Or Not High Enough?
But sometimes the problem is that the price isn’t high enough. I visited a local brewpub a few weeks ago where a well-known local chef was making his famous spaghetti sauce for a limited time. The deep red sauce called out for a red wine, so that’s what I asked for even thought my only choice was the seldom-ordered house wine.
It wasn’t an exceptional wine, but it was better than my other choices for that particular meal and when I got the bill I discovered the wine’s cost: $4.75. Gosh, I haven’t paid that little for a glass of wine in years!
At that price there was no way I was going to get the pairing the pasta called out for. If only they’d brought in some better wines and raised the price! I would buy more wine at the higher price (assuming the higher quality, of course) and dine there more often, too.
The Bargain Wine Curse
This isn’t the only situation I’ve encountered where the wine price isn’t high enough. I spoke at a symposium about Italian wine last year and one session featured a group of sommeliers from high end New York restaurants talking about their trade. One of the panelists explained his job as follows.
The people who come to my famous restaurant, he said, want to have a good time and they want to spend a lot of money on wine. Spending a lot of money on a bottle of wine is part of the luxury dining experience they come for. My role is to make sure that we have a lot of very expensive wines for them to buy. No kidding. That’s what he said and when I thought about it, I decided he might be right for his specific restaurant and its high-roller customers.
The particular focus of the symposium was on wines from the South of Italy and at one point I asked the sommeliers how these wineries could be more successful in the restaurant space? If I was at a winemaking conference I think I would have got an answer about viticulture and winemaking practices and if it was a wine marketing meeting the answer would have looked at branding and positioning.
But instead the answer from one of the somm’s was quite different. If they want to get wine in my restaurant, they have to do something to make it more expensive. Most of the wines are inexpensive and my customers want to spend more than that on wine.
Wow. I guess this explains why the restaurant reviews in the Times sometimes make a note when a wine list features a number of affordable wines, where affordable sometimes means $100 or less depending upon the type of restaurant! Do you suppose there are some diners who avoid restaurants with relatively affordable wines?
And so, as the subtitle of my last book suggested, it’s complicated and this is the first in an irregular series of columns that will explore different sides of the wine price question. As you can see, it is not just a question of wine mark-ups but also an issue of which wines are on the menu, since some choices are by their nature cheaper or more expensive.

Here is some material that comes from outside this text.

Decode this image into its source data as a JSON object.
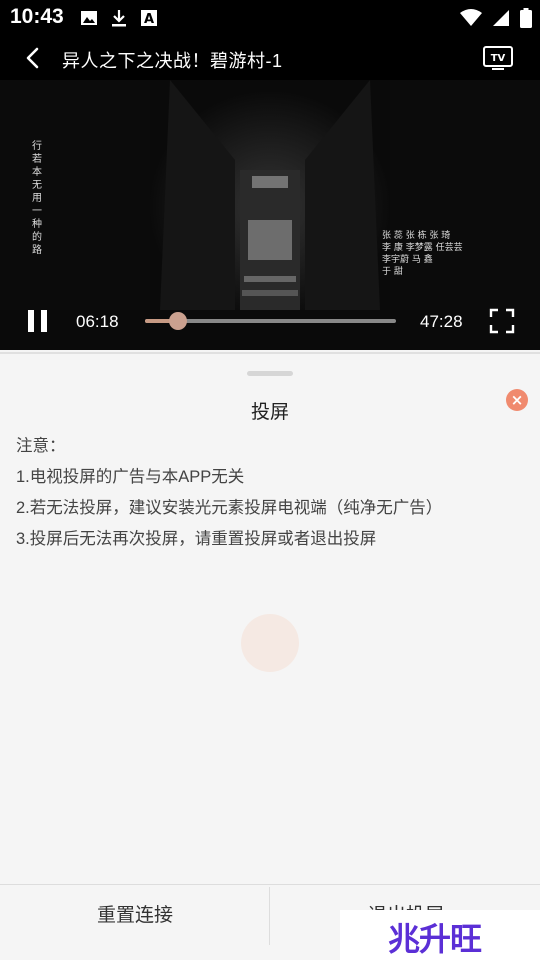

With Andrea’s encouragement, I am going to put together a couple of columns that look at restaurant wine prices in theory and in practice and report on interesting research done by a Master of Wine.

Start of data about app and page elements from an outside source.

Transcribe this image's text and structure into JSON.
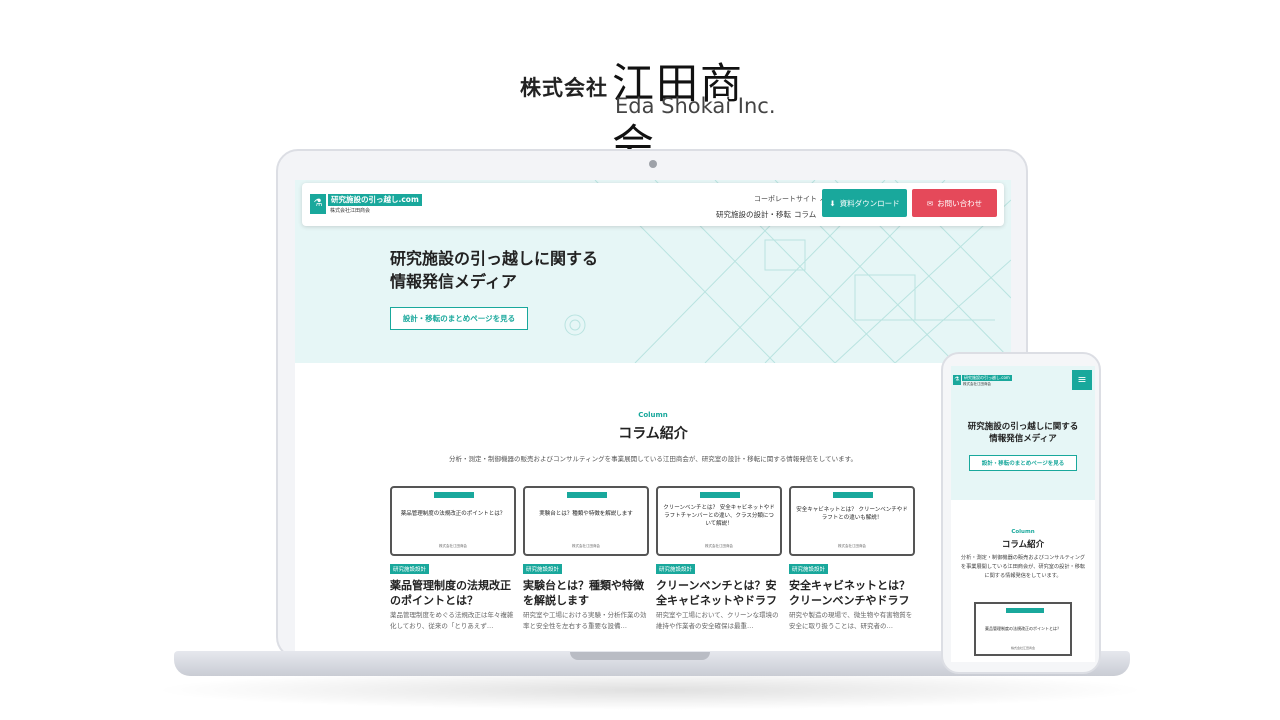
{
  "brand": {
    "kabushiki": "株式会社",
    "name": "江田商会",
    "english": "Eda Shokai Inc."
  },
  "site": {
    "logo_title": "研究施設の引っ越し.com",
    "logo_sub": "株式会社江田商会",
    "corporate_link": "コーポレートサイト",
    "nav": [
      "研究施設の設計・移転",
      "コラム"
    ],
    "download_btn": "資料ダウンロード",
    "contact_btn": "お問い合わせ",
    "hero_title_line1": "研究施設の引っ越しに関する",
    "hero_title_line2": "情報発信メディア",
    "hero_btn": "設計・移転のまとめページを見る",
    "section_label": "Column",
    "section_title": "コラム紹介",
    "section_desc": "分析・測定・制御機器の販売およびコンサルティングを事業展開している江田商会が、研究室の設計・移転に関する情報発信をしています。",
    "cards": [
      {
        "thumb_text": "薬品管理制度の法規改正のポイントとは？",
        "thumb_sub": "株式会社江田商会",
        "tag": "研究施設設計",
        "title": "薬品管理制度の法規改正のポイントとは？",
        "excerpt": "薬品管理制度をめぐる法規改正は年々複雑化しており、従来の「とりあえず…"
      },
      {
        "thumb_text": "実験台とは？種類や特徴を解説します",
        "thumb_sub": "株式会社江田商会",
        "tag": "研究施設設計",
        "title": "実験台とは？種類や特徴を解説します",
        "excerpt": "研究室や工場における実験・分析作業の効率と安全性を左右する重要な設備…"
      },
      {
        "thumb_text": "クリーンベンチとは？ 安全キャビネットやドラフトチャンバーとの違い、クラス分類について解説！",
        "thumb_sub": "株式会社江田商会",
        "tag": "研究施設設計",
        "title": "クリーンベンチとは？安全キャビネットやドラフト…",
        "excerpt": "研究室や工場において、クリーンな環境の維持や作業者の安全確保は最重…"
      },
      {
        "thumb_text": "安全キャビネットとは？ クリーンベンチやドラフトとの違いも解説！",
        "thumb_sub": "株式会社江田商会",
        "tag": "研究施設設計",
        "title": "安全キャビネットとは？クリーンベンチやドラフト…",
        "excerpt": "研究や製造の現場で、微生物や有害物質を安全に取り扱うことは、研究者の…"
      }
    ]
  },
  "mobile": {
    "logo_title": "研究施設の引っ越し.com",
    "logo_sub": "株式会社江田商会",
    "hero_title_line1": "研究施設の引っ越しに関する",
    "hero_title_line2": "情報発信メディア",
    "hero_btn": "設計・移転のまとめページを見る",
    "section_label": "Column",
    "section_title": "コラム紹介",
    "section_desc": "分析・測定・制御機器の販売およびコンサルティングを事業展開している江田商会が、研究室の設計・移転に関する情報発信をしています。",
    "card_thumb_text": "薬品管理制度の法規改正のポイントとは？",
    "card_thumb_sub": "株式会社江田商会"
  },
  "colors": {
    "accent": "#19a89c",
    "contact": "#e5495a",
    "hero_bg": "#e6f6f6"
  },
  "icons": {
    "logo": "flask-icon",
    "download": "download-icon",
    "contact": "mail-icon",
    "external": "external-link-icon",
    "menu": "hamburger-icon"
  }
}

I would like to test the hypothesis that under certain circumstances a restaurant will benefit from lowering its wine prices either by reducing the mark-up or by intentionally including types of wines that are less expensive (from less famous regions, for example — see Jancis Robinson’s FT column on under-rated wine regions).
I am reaching out to Wine Economist readers for help. I am looking for real world evidence about the impact of different wine price strategies. Can you suggest “natural experiments” that can shed light on this question? Or do you have relevant personal experience as a sommelier, restaurant owner or wine consumer that you’d be willing to share? If so, then please use the comments section below.

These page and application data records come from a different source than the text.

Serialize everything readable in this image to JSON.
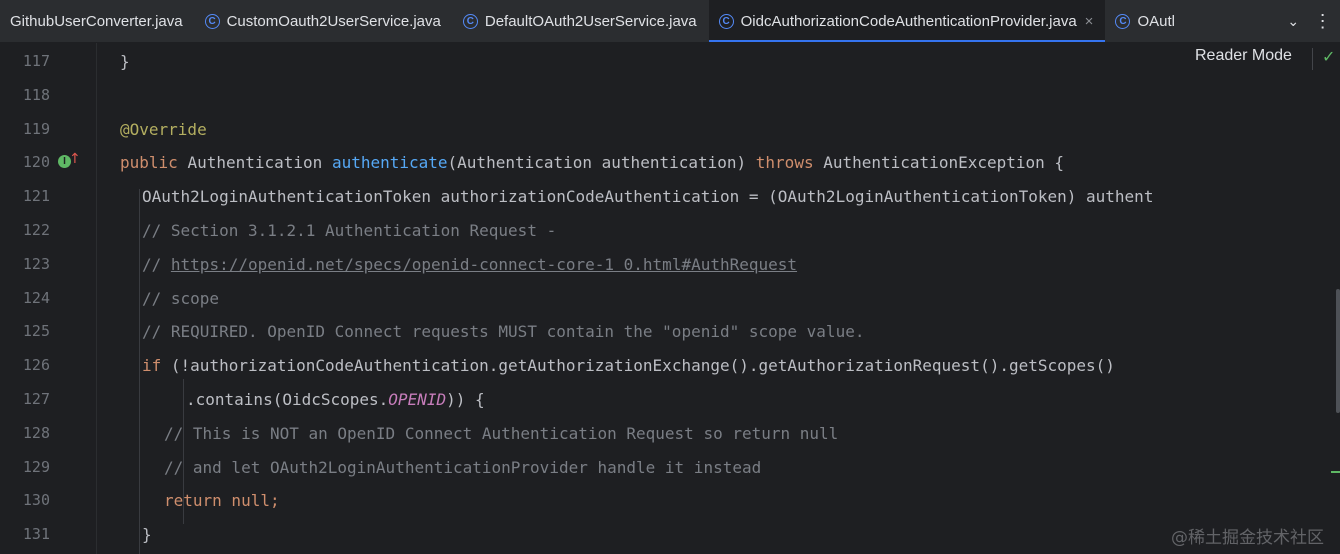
{
  "tabs": [
    {
      "label": "GithubUserConverter.java",
      "icon": "class-icon",
      "active": false
    },
    {
      "label": "CustomOauth2UserService.java",
      "icon": "class-icon",
      "active": false
    },
    {
      "label": "DefaultOAuth2UserService.java",
      "icon": "class-icon",
      "active": false
    },
    {
      "label": "OidcAuthorizationCodeAuthenticationProvider.java",
      "icon": "class-icon",
      "active": true,
      "close": "×"
    },
    {
      "label": "OAutl",
      "icon": "class-icon",
      "active": false
    }
  ],
  "tab_icon_glyph": "C",
  "tab_overflow": {
    "chevron": "⌄",
    "more": "⋮"
  },
  "toolbar": {
    "reader_mode": "Reader Mode",
    "status_check": "✓"
  },
  "gutter": {
    "implements_badge": "I",
    "override_arrow": "↑"
  },
  "lines": [
    {
      "num": "117",
      "indent": "    ",
      "t": [
        [
          "}",
          ""
        ]
      ]
    },
    {
      "num": "118",
      "indent": "",
      "t": []
    },
    {
      "num": "119",
      "indent": "    ",
      "t": [
        [
          "@Override",
          "ann"
        ]
      ]
    },
    {
      "num": "120",
      "indent": "    ",
      "t": [
        [
          "public ",
          "kw"
        ],
        [
          "Authentication ",
          ""
        ],
        [
          "authenticate",
          "fn"
        ],
        [
          "(Authentication authentication) ",
          ""
        ],
        [
          "throws ",
          "kw"
        ],
        [
          "AuthenticationException {",
          ""
        ]
      ]
    },
    {
      "num": "121",
      "indent": "        ",
      "t": [
        [
          "OAuth2LoginAuthenticationToken authorizationCodeAuthentication = (OAuth2LoginAuthenticationToken) authent",
          ""
        ]
      ]
    },
    {
      "num": "122",
      "indent": "        ",
      "t": [
        [
          "// Section 3.1.2.1 Authentication Request -",
          "cmt"
        ]
      ]
    },
    {
      "num": "123",
      "indent": "        ",
      "t": [
        [
          "// ",
          "cmt"
        ],
        [
          "https://openid.net/specs/openid-connect-core-1 0.html#AuthRequest",
          "cmt link"
        ]
      ]
    },
    {
      "num": "124",
      "indent": "        ",
      "t": [
        [
          "// scope",
          "cmt"
        ]
      ]
    },
    {
      "num": "125",
      "indent": "        ",
      "t": [
        [
          "// REQUIRED. OpenID Connect requests MUST contain the \"openid\" scope value.",
          "cmt"
        ]
      ]
    },
    {
      "num": "126",
      "indent": "        ",
      "t": [
        [
          "if ",
          "kw"
        ],
        [
          "(!authorizationCodeAuthentication.getAuthorizationExchange().getAuthorizationRequest().getScopes()",
          ""
        ]
      ]
    },
    {
      "num": "127",
      "indent": "                ",
      "t": [
        [
          ".contains(OidcScopes.",
          ""
        ],
        [
          "OPENID",
          "const"
        ],
        [
          ")) {",
          ""
        ]
      ]
    },
    {
      "num": "128",
      "indent": "            ",
      "t": [
        [
          "// This is NOT an OpenID Connect Authentication Request so return null",
          "cmt"
        ]
      ]
    },
    {
      "num": "129",
      "indent": "            ",
      "t": [
        [
          "// and let OAuth2LoginAuthenticationProvider handle it instead",
          "cmt"
        ]
      ]
    },
    {
      "num": "130",
      "indent": "            ",
      "t": [
        [
          "return null;",
          "kw"
        ]
      ]
    },
    {
      "num": "131",
      "indent": "        ",
      "t": [
        [
          "}",
          ""
        ]
      ]
    }
  ],
  "watermark": "@稀土掘金技术社区"
}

Too high or too low? That reminds me of a tune from the 1940s. Enjoy!